(Dataset rows for apps and sites)
===

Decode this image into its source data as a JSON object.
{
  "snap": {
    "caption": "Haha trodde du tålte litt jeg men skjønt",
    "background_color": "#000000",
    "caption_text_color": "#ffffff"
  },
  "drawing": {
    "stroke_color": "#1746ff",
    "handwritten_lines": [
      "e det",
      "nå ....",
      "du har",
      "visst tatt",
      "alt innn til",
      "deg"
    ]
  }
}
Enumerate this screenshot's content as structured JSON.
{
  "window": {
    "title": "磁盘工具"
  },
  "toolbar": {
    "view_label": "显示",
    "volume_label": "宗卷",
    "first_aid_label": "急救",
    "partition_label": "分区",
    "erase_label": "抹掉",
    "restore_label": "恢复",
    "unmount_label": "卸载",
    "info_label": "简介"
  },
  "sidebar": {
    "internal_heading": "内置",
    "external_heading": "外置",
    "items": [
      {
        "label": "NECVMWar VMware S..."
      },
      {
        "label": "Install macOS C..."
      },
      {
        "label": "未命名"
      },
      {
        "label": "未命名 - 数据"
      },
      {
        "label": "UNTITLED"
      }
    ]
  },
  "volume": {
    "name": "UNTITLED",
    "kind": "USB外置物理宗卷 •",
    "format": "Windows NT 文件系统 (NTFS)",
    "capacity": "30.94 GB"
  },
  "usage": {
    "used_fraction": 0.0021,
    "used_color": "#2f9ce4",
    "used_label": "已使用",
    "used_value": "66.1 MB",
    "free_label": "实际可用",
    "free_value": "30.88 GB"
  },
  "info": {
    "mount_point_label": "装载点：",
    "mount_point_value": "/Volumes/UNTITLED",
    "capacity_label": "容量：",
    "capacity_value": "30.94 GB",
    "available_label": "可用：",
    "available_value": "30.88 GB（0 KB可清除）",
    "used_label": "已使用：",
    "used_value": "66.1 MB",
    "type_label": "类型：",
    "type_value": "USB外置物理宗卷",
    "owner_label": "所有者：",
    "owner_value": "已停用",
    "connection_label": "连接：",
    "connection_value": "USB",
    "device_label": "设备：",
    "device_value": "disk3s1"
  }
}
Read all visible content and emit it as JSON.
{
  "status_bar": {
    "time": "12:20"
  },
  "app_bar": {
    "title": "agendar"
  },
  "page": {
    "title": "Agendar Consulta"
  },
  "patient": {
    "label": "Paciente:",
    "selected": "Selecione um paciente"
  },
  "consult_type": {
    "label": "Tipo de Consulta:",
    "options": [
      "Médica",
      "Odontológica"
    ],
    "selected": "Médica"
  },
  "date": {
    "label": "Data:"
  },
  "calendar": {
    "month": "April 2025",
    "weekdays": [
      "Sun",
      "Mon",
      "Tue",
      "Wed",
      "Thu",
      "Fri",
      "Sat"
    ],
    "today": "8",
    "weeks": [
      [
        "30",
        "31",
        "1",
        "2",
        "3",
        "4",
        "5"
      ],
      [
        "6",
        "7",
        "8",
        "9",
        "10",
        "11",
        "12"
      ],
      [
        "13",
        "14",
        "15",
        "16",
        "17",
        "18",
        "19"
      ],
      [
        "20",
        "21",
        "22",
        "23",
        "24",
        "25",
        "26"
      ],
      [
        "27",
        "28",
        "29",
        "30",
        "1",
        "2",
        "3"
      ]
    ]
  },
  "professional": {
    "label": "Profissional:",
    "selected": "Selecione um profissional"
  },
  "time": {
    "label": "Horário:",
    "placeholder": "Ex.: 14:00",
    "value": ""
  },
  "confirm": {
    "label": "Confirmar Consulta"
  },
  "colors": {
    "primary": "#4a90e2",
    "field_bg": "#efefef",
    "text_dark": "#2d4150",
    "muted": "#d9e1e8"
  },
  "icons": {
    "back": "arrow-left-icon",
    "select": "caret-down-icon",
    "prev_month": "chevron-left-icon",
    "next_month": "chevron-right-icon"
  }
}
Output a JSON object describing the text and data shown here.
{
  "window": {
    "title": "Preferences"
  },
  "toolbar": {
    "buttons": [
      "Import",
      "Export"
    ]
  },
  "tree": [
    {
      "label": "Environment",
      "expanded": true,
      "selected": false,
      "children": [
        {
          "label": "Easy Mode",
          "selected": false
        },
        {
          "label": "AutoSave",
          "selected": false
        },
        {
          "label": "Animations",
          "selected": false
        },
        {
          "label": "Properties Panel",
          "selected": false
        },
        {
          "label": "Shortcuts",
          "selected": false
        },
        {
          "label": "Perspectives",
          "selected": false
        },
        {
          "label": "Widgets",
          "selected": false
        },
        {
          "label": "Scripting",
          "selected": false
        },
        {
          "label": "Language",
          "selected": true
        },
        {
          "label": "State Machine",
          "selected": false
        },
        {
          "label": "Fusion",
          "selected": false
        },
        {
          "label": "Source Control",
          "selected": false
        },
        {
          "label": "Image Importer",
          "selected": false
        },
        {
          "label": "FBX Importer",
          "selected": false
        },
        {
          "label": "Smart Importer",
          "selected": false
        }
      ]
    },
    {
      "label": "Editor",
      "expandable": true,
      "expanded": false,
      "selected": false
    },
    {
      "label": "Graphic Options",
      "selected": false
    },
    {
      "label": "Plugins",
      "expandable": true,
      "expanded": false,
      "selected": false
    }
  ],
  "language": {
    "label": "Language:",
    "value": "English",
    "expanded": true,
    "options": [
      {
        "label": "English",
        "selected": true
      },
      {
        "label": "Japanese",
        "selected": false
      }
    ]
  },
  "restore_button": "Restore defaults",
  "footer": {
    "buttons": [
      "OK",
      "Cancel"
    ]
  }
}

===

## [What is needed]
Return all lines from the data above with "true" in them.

## [Answer box]
      "expanded": true,
          "selected": true
      "expandable": true,
      "expandable": true,
    "expanded": true,
        "selected": true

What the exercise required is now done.